Veuillez noter que certaines nouvelles de transport international ainsi que les nouvelles américaines sont disponibles en anglais seulement.
After two decades of consistent recommendations by Transport Canada, it appears that the Canadian Parliament has finally given up hope of implementing the Hamburg Rules as a new liability regime for the carriage of goods by water. Among the several amendments made by the omnibus Budget Implementation Act, 2023, No. 1 (S.C. 2023, c. 26) to the Marine Liability Act (S.C. 2001, c. 6) (the MLA), all mention of the Hamburg Rules has been removed from the MLA, effective as of June 22, 2023.
The Hamburg Rules, officially known as The United Nations Convention on the Carriage of Goods by Sea, 1978, were drafted by UNCITRAL in 1976 as a proposed replacement for the Hague Rules of 1924 and the Hague-Visby Rules of 1968. While Canada has not ratified any of these instruments, it has incorporated the Hague-Visby rules into its domestic law with certain changes, through the MLA.

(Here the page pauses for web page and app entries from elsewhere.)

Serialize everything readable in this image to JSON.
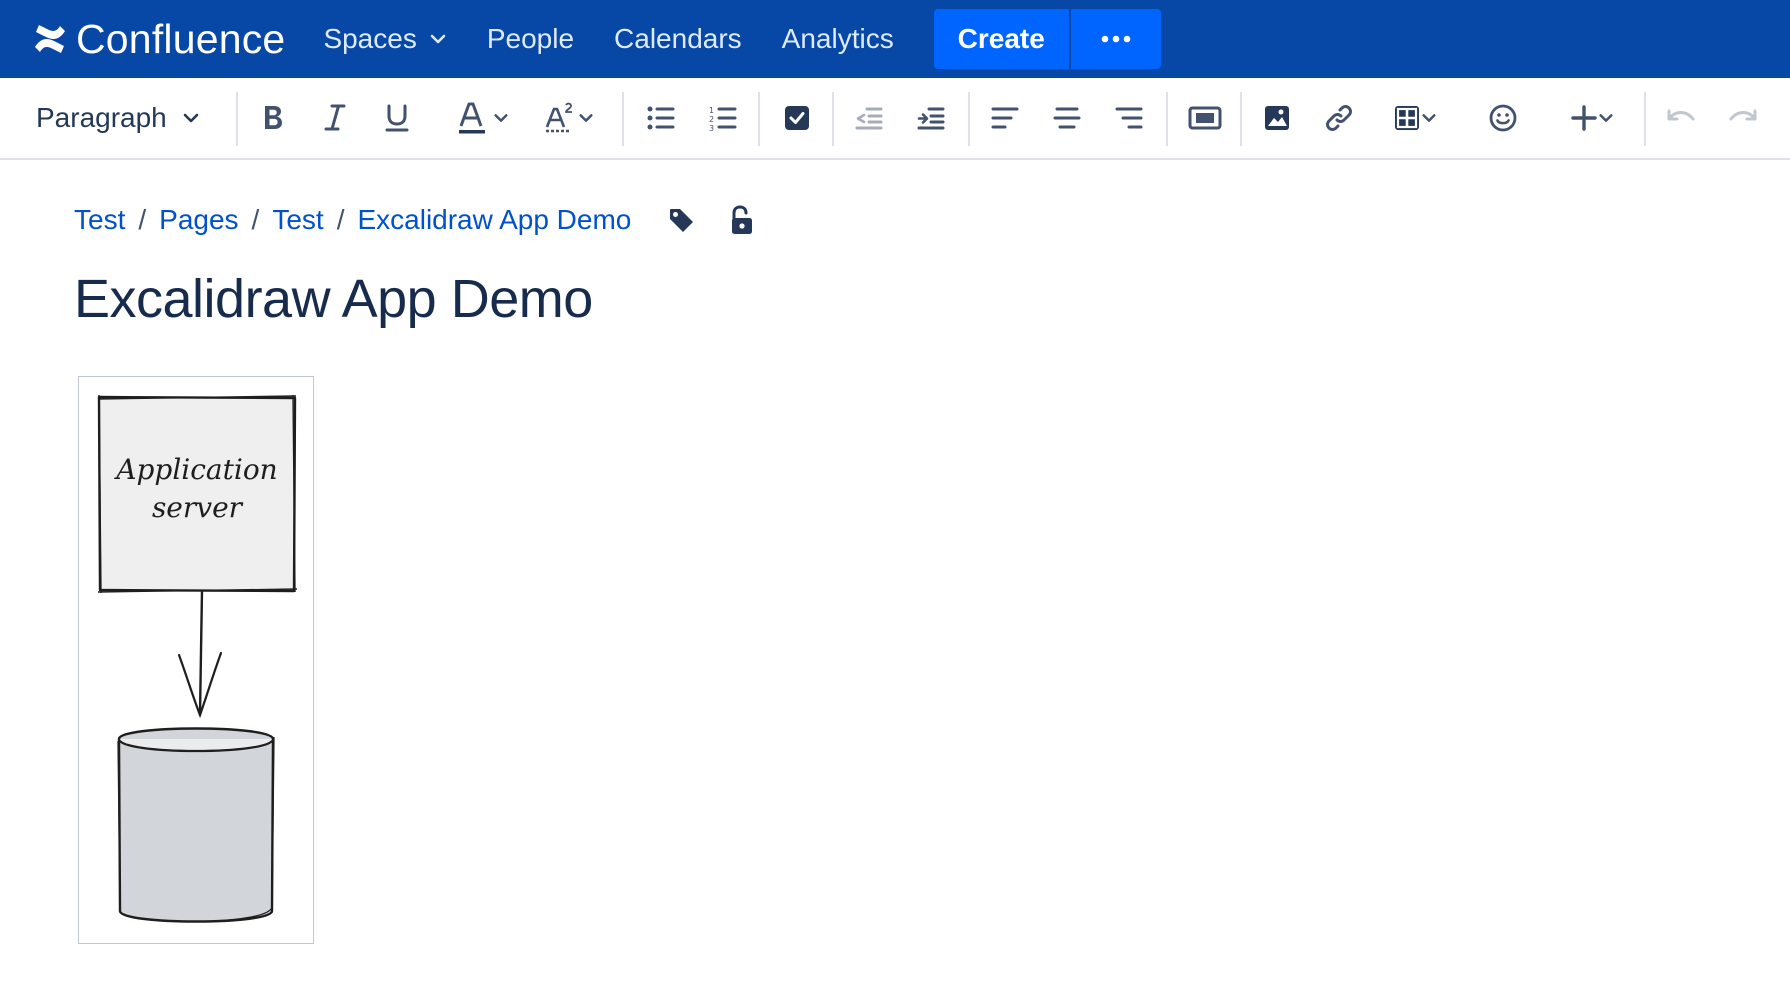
{
  "app": {
    "name": "Confluence"
  },
  "nav": {
    "spaces": "Spaces",
    "people": "People",
    "calendars": "Calendars",
    "analytics": "Analytics",
    "create": "Create"
  },
  "toolbar": {
    "paragraph": "Paragraph"
  },
  "breadcrumb": [
    "Test",
    "Pages",
    "Test",
    "Excalidraw App Demo"
  ],
  "page": {
    "title": "Excalidraw App Demo"
  },
  "diagram": {
    "box_line1": "Application",
    "box_line2": "server",
    "box_fill": "#efefef",
    "cylinder_fill": "#d2d5da"
  },
  "colors": {
    "nav_bg": "#0747a6",
    "create_bg": "#0065ff",
    "link": "#0052cc"
  }
}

The coming-into-force provision for the Hamburg Rules, s. 45 MLA, was repealed on January 1, 2021 by an amendment implementing s. 3 of the Statutes Repeal Act (S.C. 2008, c. 20), as the provision had not come into force for over 10 years. Pursuant to the reporting requirement in s. 44 MLA, Transport Canada had been reporting to Parliament every 5 years on the possibility of applying the Hamburg Rules and having s. 45 MLA come into force.
However, each TC report had recommended not to take any action to apply the Hamburg Rules, due to insufficient international adoption. The last TC report had been delivered in 2019, and it had followed all preceding reports in recommending that the Hamburg Rules not be adopted.
Read more in an article from Stikeman Elliott LLP on Lexology.